▶ Work item: Skip the images and copy each record exactly as written.
★ ★ ★ ★ ★
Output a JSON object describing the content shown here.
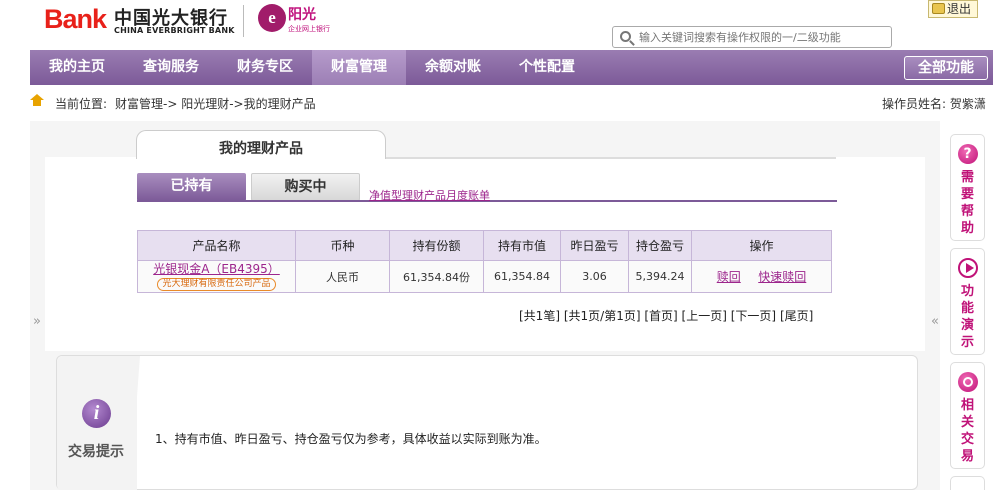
{
  "header": {
    "logo_bank": "Bank",
    "logo_cn": "中国光大银行",
    "logo_en": "CHINA EVERBRIGHT BANK",
    "sub_logo_mark": "e",
    "sub_logo_title": "阳光",
    "sub_logo_subtitle": "企业网上银行",
    "logout_label": "退出",
    "search_placeholder": "输入关键词搜索有操作权限的一/二级功能"
  },
  "nav": {
    "items": [
      "我的主页",
      "查询服务",
      "财务专区",
      "财富管理",
      "余额对账",
      "个性配置"
    ],
    "active": "财富管理",
    "all_functions": "全部功能"
  },
  "breadcrumb": {
    "label": "当前位置:",
    "path": "财富管理->  阳光理财->我的理财产品",
    "operator": "操作员姓名: 贺紫潇"
  },
  "page": {
    "title": "我的理财产品",
    "tab_held": "已持有",
    "tab_buying": "购买中",
    "link_monthly": "净值型理财产品月度账单"
  },
  "table": {
    "headers": [
      "产品名称",
      "币种",
      "持有份额",
      "持有市值",
      "昨日盈亏",
      "持仓盈亏",
      "操作"
    ],
    "rows": [
      {
        "name": "光银现金A（EB4395）",
        "issuer": "光大理财有限责任公司产品",
        "currency": "人民币",
        "shares": "61,354.84份",
        "market_value": "61,354.84",
        "yesterday_pl": "3.06",
        "position_pl": "5,394.24",
        "op_redeem": "赎回",
        "op_fast_redeem": "快速赎回"
      }
    ]
  },
  "pager": {
    "total": "[共1笔]",
    "pages": "[共1页/第1页]",
    "first": "[首页]",
    "prev": "[上一页]",
    "next": "[下一页]",
    "last": "[尾页]"
  },
  "tips": {
    "icon_letter": "i",
    "label": "交易提示",
    "text": "1、持有市值、昨日盈亏、持仓盈亏仅为参考，具体收益以实际到账为准。"
  },
  "side": {
    "collapse_left": "»",
    "collapse_right": "«",
    "help_mark": "?",
    "help": "需要帮助",
    "demo": "功能演示",
    "related": "相关交易"
  },
  "colors": {
    "nav_purple": "#7c5a98",
    "link_purple": "#9c258c",
    "brand_red": "#e8211a",
    "accent_magenta": "#c01278"
  }
}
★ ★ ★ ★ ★
▶ Solution for this problem:
Output a JSON object describing the content shown here.
{
  "header": {
    "logo_bank": "Bank",
    "logo_cn": "中国光大银行",
    "logo_en": "CHINA EVERBRIGHT BANK",
    "sub_logo_mark": "e",
    "sub_logo_title": "阳光",
    "sub_logo_subtitle": "企业网上银行",
    "logout_label": "退出",
    "search_placeholder": "输入关键词搜索有操作权限的一/二级功能"
  },
  "nav": {
    "items": [
      "我的主页",
      "查询服务",
      "财务专区",
      "财富管理",
      "余额对账",
      "个性配置"
    ],
    "active": "财富管理",
    "all_functions": "全部功能"
  },
  "breadcrumb": {
    "label": "当前位置:",
    "path": "财富管理->  阳光理财->我的理财产品",
    "operator": "操作员姓名: 贺紫潇"
  },
  "page": {
    "title": "我的理财产品",
    "tab_held": "已持有",
    "tab_buying": "购买中",
    "link_monthly": "净值型理财产品月度账单"
  },
  "table": {
    "headers": [
      "产品名称",
      "币种",
      "持有份额",
      "持有市值",
      "昨日盈亏",
      "持仓盈亏",
      "操作"
    ],
    "rows": [
      {
        "name": "光银现金A（EB4395）",
        "issuer": "光大理财有限责任公司产品",
        "currency": "人民币",
        "shares": "61,354.84份",
        "market_value": "61,354.84",
        "yesterday_pl": "3.06",
        "position_pl": "5,394.24",
        "op_redeem": "赎回",
        "op_fast_redeem": "快速赎回"
      }
    ]
  },
  "pager": {
    "total": "[共1笔]",
    "pages": "[共1页/第1页]",
    "first": "[首页]",
    "prev": "[上一页]",
    "next": "[下一页]",
    "last": "[尾页]"
  },
  "tips": {
    "icon_letter": "i",
    "label": "交易提示",
    "text": "1、持有市值、昨日盈亏、持仓盈亏仅为参考，具体收益以实际到账为准。"
  },
  "side": {
    "collapse_left": "»",
    "collapse_right": "«",
    "help_mark": "?",
    "help": "需要帮助",
    "demo": "功能演示",
    "related": "相关交易"
  },
  "colors": {
    "nav_purple": "#7c5a98",
    "link_purple": "#9c258c",
    "brand_red": "#e8211a",
    "accent_magenta": "#c01278"
  }
}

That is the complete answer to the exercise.